Contact Information

Email: Dr. Brian E. Staveley

Current teaching:

Principles of Cell Biology (BIOL2060)

Molecular and Developmental Biology (BIOL3530)

Research Statement:

One of the most important decisions a cell makes during both developmental and pathological processes is the choice between continued survival and death. For the normal processes of life to occur, cell survival mechanisms must function to oppose cell death. Of special interest is the realization that some proto-oncogenes maintain the balance between cell death and cell survival and that the initiation of cancer may result from the loss of such fine control. Drosophila has become an ideal model organism in which to manipulate programmed cell death.
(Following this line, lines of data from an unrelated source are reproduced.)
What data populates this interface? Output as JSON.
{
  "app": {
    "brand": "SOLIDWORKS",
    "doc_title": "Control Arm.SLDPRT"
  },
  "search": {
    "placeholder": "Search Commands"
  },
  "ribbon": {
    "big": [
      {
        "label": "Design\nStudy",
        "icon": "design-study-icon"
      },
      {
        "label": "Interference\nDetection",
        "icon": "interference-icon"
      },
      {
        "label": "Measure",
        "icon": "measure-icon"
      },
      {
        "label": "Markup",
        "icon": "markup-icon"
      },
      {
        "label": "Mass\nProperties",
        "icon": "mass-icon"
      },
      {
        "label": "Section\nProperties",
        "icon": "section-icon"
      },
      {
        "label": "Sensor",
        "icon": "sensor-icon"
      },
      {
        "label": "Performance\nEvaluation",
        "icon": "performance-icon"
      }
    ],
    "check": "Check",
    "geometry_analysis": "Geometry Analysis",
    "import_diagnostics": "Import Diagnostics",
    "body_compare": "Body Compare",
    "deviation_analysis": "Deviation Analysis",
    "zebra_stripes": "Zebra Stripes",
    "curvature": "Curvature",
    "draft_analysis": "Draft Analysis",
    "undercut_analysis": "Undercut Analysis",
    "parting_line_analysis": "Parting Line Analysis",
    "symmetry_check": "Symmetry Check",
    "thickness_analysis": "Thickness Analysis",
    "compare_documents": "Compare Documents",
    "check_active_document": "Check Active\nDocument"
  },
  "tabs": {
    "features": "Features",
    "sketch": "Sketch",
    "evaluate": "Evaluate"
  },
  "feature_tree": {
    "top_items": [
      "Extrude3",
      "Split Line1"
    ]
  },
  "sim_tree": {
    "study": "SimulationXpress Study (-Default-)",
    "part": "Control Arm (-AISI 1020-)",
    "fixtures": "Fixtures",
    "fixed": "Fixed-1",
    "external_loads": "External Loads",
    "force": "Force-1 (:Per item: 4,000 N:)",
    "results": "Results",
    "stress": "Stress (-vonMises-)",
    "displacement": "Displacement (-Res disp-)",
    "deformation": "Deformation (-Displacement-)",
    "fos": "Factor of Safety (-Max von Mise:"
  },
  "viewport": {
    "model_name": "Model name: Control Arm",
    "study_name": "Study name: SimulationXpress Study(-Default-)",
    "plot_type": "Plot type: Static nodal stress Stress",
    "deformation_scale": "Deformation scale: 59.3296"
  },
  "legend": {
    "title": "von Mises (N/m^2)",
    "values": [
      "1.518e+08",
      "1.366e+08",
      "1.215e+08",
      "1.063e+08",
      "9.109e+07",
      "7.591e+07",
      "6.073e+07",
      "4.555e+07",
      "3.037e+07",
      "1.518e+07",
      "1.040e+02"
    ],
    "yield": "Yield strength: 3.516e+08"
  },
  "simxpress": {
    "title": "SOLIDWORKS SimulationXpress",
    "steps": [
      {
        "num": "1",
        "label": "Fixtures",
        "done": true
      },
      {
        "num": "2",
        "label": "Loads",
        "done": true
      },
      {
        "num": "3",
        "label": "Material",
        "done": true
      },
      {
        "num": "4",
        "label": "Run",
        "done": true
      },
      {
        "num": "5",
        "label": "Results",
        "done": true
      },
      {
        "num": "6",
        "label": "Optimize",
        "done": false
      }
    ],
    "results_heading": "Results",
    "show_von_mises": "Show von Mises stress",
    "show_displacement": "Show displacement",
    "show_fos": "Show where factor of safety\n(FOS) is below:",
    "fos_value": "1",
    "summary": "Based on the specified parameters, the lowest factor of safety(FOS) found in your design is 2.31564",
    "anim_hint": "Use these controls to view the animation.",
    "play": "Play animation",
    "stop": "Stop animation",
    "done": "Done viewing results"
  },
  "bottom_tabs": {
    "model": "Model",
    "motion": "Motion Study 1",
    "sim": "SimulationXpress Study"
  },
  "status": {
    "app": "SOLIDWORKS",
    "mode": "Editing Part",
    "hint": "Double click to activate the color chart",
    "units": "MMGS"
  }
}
With this in mind, improvement in the standard "state of being", establishing an enhanced homeostasis, complete with a long and healthy life, would be our ultimate achievement, The objectives of my laboratory's research program involve four closely related goals. Firstly, my research program strives to understand the phenomenon of cell survival and the signaling mechanisms that prevent cell death. Secondly, I would like to develop a particular understanding of the subtlety of the cellular decisions that control and differentiate between cell survival and cell growth. Thirdly, as the akt kinase and it's target foxo are key to the above processes, I hope to identify and characterize additional components of the akt signaling pathway and to discover the extent of the biological consequences of these genes such as anti-starvation mechanisms. Fourthly, due to the fundamental importance of cell death mechanisms in neurodegeneration, we are developing models of neurodegenerative diseases such as Parkinson and Huntington Disease and acting to counteract the consequences of cell death and degeneration.

The mechanisms that distinguish between cell death and cell survival and between aspects of cell growth, the increase in cell size and number, are of fundamental importance to many aspects of biology. The origins of many human diseases may be due to errors in these basic biological functions.

Contact

Brian Staveley

230 Elizabeth Ave, St. John's, NL, CANADA, A1B 3X9

Postal Address: P.O. Box 4200, St. John's, NL, CANADA, A1C 5S7

Tel: (709) 864-8000